Is nothing sacred?

When I asked the young man with the clipboard, (frankly I didn’t note whether he worked for the airport or Southwest, but I believe he worked for the airport)  why the boards were not working correctly, I was told, “Well, you know…… it’s raining.”

I let it go. What that had to do with the electronic boards not showing flights correctly I’m not  sure. I guess the wiring gets wet and the boards then short out? (Okay, yes, I’m being smart ass. Don’t send me notes and tell me how this is not a possibility!)

But that comment came back to bite me later when I opened my bag to take out the clothes I was going to sleep in.

You guessed it.

They were soaked.


Talk to you guys later. I’m off to unpack, read a slew of emails, and hopefully watch the Bears beat Minnesota. (Playoff implications for the New Orleans Saints forcing my hand in this one.)

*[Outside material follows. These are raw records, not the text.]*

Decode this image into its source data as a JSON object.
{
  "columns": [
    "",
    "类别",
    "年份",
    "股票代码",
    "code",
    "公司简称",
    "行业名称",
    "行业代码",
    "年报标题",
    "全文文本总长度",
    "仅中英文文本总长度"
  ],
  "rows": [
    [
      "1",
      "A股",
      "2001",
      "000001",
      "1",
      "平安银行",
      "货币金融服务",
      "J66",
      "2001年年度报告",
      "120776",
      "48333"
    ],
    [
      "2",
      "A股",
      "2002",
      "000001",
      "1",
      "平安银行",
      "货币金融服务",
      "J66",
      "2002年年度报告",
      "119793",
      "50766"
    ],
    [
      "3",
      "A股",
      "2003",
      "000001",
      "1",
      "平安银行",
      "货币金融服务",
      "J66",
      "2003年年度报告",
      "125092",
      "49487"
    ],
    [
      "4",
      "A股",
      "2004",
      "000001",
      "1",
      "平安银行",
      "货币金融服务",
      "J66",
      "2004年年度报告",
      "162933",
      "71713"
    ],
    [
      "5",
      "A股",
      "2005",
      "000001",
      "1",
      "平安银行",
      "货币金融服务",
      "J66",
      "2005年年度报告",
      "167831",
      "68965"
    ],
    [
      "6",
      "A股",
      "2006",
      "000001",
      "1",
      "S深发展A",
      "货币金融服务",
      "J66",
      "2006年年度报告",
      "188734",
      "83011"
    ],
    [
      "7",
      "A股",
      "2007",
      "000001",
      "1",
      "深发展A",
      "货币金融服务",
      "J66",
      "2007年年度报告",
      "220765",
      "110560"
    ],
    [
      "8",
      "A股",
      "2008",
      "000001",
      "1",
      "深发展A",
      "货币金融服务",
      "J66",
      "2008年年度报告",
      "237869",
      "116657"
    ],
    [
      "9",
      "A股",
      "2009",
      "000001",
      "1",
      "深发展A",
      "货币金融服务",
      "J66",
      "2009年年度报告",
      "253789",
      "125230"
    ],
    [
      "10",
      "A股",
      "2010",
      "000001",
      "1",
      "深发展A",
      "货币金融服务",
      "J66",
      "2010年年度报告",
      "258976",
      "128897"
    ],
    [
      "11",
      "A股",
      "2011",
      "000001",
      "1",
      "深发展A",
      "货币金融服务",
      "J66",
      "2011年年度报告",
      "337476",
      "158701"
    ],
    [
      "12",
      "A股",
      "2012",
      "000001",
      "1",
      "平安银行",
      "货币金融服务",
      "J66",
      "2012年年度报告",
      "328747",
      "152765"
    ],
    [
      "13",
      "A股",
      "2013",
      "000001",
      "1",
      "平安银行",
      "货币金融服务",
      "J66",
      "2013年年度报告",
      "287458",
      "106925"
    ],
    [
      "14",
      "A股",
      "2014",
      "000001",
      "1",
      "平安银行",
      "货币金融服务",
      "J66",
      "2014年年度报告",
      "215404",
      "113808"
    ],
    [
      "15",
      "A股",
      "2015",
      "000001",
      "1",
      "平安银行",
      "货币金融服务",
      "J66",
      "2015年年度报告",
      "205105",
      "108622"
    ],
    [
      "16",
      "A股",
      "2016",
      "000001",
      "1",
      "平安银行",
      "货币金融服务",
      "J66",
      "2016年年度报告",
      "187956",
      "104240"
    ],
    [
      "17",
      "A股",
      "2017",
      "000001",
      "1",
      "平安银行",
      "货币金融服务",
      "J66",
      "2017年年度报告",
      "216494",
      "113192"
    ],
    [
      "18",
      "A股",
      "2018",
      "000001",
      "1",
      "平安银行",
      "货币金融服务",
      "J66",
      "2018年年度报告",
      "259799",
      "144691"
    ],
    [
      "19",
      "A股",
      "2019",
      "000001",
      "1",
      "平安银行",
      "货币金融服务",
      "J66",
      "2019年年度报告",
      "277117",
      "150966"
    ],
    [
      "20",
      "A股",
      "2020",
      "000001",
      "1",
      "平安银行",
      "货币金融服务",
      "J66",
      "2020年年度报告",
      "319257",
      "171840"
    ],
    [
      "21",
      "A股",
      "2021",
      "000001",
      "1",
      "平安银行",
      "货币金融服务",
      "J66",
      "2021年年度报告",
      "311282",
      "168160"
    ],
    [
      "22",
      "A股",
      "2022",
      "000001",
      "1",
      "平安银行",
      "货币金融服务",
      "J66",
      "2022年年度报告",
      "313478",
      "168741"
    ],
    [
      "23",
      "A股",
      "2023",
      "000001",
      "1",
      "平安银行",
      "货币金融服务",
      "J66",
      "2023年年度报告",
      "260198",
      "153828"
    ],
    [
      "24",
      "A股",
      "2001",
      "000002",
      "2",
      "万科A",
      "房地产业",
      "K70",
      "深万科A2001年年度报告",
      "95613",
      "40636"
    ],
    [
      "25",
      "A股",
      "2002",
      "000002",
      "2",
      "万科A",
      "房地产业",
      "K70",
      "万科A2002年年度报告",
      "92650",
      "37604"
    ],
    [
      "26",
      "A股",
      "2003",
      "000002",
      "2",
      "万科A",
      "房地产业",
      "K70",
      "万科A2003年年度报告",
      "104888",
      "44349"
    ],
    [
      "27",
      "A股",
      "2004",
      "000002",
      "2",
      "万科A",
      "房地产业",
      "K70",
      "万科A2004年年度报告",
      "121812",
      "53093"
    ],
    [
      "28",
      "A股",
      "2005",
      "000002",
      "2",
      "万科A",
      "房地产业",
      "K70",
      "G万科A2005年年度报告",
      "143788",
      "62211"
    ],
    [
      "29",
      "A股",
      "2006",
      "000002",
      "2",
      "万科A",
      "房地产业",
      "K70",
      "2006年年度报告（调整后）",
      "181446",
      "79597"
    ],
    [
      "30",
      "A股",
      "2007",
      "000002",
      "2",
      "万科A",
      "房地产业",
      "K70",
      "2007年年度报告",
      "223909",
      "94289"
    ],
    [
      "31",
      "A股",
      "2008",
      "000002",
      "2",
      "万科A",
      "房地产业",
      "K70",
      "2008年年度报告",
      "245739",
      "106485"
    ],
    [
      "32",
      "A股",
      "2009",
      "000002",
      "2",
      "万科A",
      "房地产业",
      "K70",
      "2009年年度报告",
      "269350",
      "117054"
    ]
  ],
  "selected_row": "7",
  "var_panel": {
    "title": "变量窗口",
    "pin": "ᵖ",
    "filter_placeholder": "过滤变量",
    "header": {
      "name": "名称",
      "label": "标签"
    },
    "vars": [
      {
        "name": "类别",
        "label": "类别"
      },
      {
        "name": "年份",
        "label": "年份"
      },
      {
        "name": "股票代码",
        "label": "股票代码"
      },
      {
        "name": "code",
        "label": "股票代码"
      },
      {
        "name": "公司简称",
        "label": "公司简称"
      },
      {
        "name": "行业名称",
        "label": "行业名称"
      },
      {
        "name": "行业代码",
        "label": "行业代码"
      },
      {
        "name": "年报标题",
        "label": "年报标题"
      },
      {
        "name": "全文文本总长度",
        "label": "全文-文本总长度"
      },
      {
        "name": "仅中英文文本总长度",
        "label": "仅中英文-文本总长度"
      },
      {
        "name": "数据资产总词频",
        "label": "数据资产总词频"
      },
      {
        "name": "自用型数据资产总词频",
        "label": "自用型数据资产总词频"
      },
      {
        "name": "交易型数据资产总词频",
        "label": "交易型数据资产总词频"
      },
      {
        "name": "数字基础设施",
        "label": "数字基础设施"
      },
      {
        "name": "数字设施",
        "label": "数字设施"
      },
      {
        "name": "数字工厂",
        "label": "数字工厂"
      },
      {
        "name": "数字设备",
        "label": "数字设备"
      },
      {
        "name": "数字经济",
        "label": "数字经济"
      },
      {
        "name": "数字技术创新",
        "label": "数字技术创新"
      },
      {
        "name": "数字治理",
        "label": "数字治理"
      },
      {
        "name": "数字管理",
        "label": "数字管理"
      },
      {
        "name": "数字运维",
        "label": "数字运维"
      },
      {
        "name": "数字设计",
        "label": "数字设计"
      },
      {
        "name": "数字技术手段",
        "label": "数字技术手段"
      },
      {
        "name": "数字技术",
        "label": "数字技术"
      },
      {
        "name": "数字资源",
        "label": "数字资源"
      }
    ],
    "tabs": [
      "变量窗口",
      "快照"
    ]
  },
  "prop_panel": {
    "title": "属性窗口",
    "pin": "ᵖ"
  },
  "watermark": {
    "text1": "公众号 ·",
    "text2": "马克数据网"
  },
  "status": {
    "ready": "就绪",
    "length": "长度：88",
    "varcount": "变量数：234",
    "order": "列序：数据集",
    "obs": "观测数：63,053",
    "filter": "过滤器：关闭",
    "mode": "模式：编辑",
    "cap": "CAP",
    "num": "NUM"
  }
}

JetBlue Deal Official: Listen to the Webcast


JetBlue has now made it official. Lufthansa is taking up to a 19% stake in the airline. Have more questions? You can can them answered this afternoon by listening to a webcast by JetBlue. The call will be held at 4:30 ET. You can listen to the call live at the JetBlue’s investor relations web page.

For those unable to listen to the live webcast, it will also be archived on JetBlue’s investor relations website under ‘Audio Archives’ following the conference call.

Ticker: (Nasdaq:JBLU)